Finally, bind the route service to the application route:
cf bind-route-service london.cloudapps.digital my-basic-auth-service --hostname myapp
The application in https://myapp.london.cloudapps.digital will now ask for basic HTTP authentication, with login
Example: Route service to add IP address authentication
GDS maintains an example nginx app which you can use as a route service to add IP address authentication. This ensures that only HTTP requests originating from a trusted set of IP addresses can access your app.
This example app uses the
X-Forwarded-For header added by the GOV.UK PaaS routers to HTTP requests originating from outside the platform.

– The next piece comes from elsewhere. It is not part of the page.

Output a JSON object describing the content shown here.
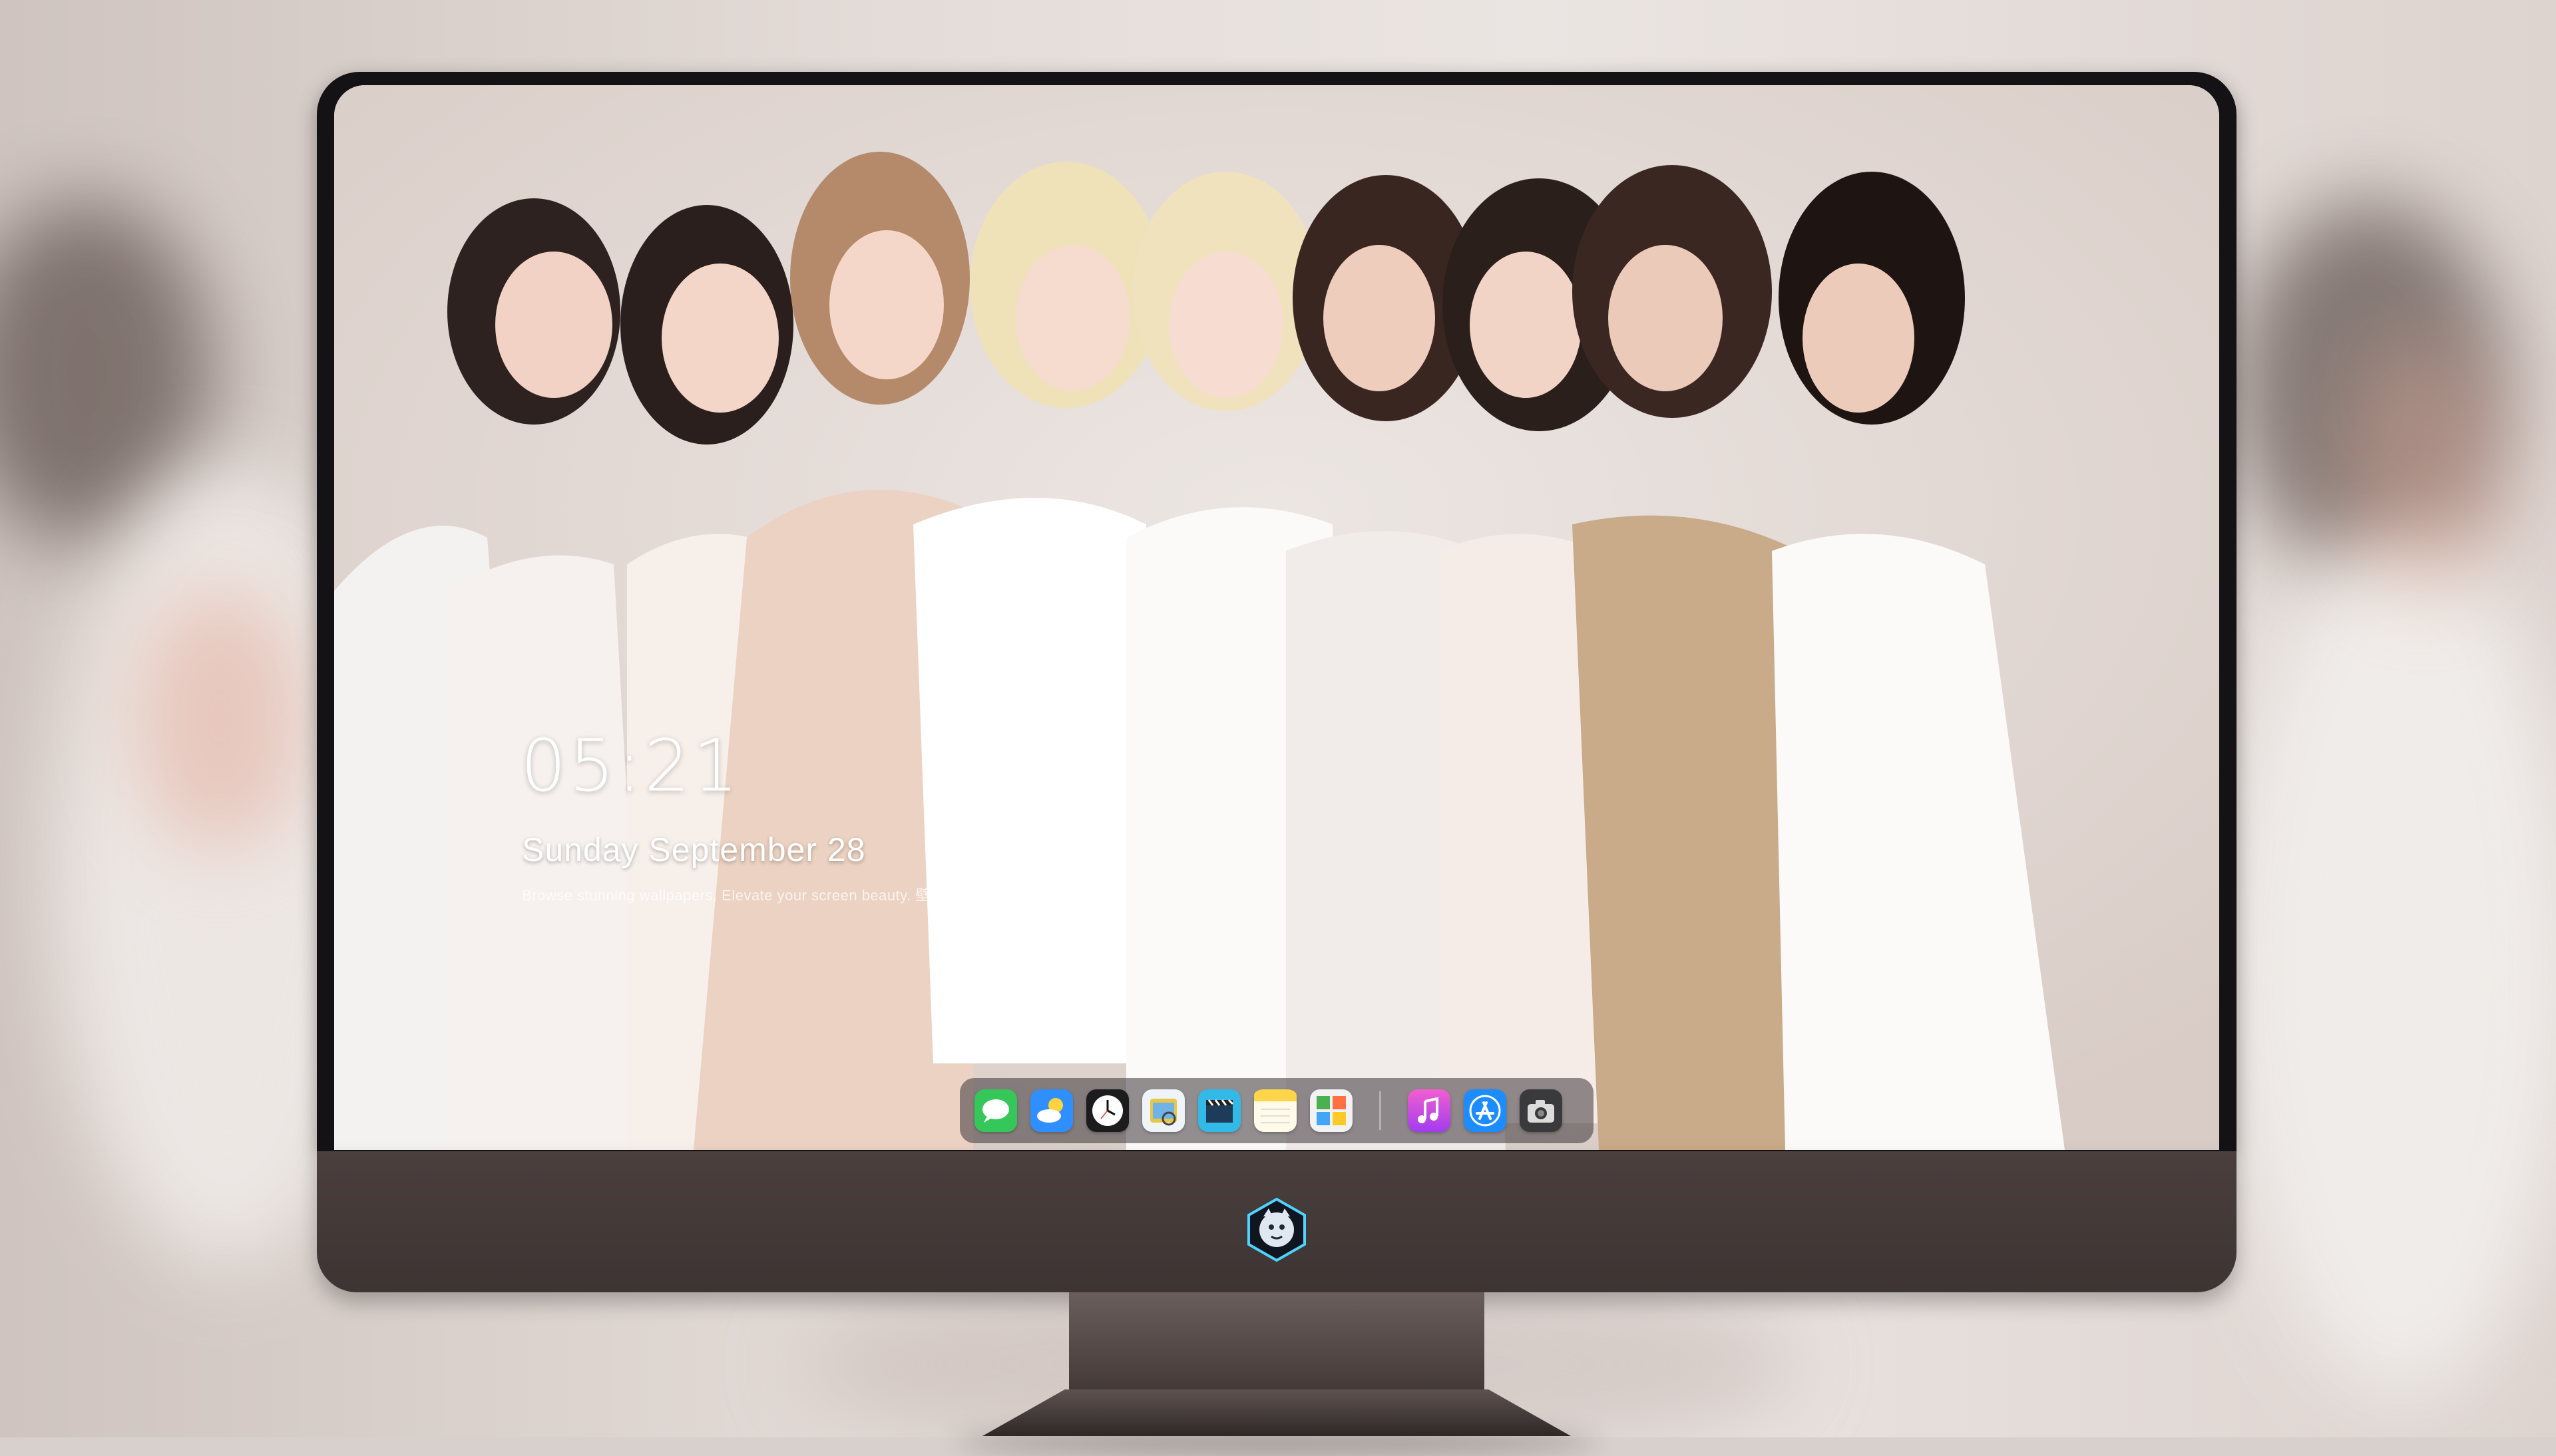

Using an IP address to authenticate HTTP requests is not sufficient as a standalone authentication mechanism. You should use other authentication and authorization methods in your apps.
Note: the example nginx configuration used in this app will not work out of the box
when used with requests routed through a CDN. This includes requests routed through our
own AWS CloudFront-based cdn-route services. For these to work, you need to add
nginx.conf for all IP ranges the CDN may forward
traffic from. For CloudFront, this includes potentially hundreds of address ranges
which are published by AWS
through a JSON file. These ranges are not completely static and you will need to
update them occasionally.
X-Forwarded-For header is useful for working out the source IP address of the originating HTTP request, and can be used for authentication, or analytics.
The GOV.UK PaaS routers set headers in the following format:
X-Forwarded-For: SOURCE-IP-ADDRESSES, ROUTER-INTERNAL-IP-ADDRESS, where:
SOURCE-IP-ADDRESSESare the source IP addresses of the original request
ROUTER-INTERNAL-IP-ADDRESSis the internal IP address of the router handling the request
X-Forwarded-For: 126.96.36.199, 10.0.0.49
If you are using the
X-Forwarded-For header for IP address authentication, then you should trust the CIDR range
10.0.0.0/8 to set the
X-Forwarded-For header is already set when the router receives the request, then the router appends the source IP address of the request and router’s IP address to the header.
- an HTTP request sent from
188.8.131.52to the router has the header
- the router loopback IP address is
- the router internal IP address is
X-Forwarded-For header presented to your app will be:
X-Forwarded-For: 184.108.40.206, 220.127.116.11, 10.0.0.49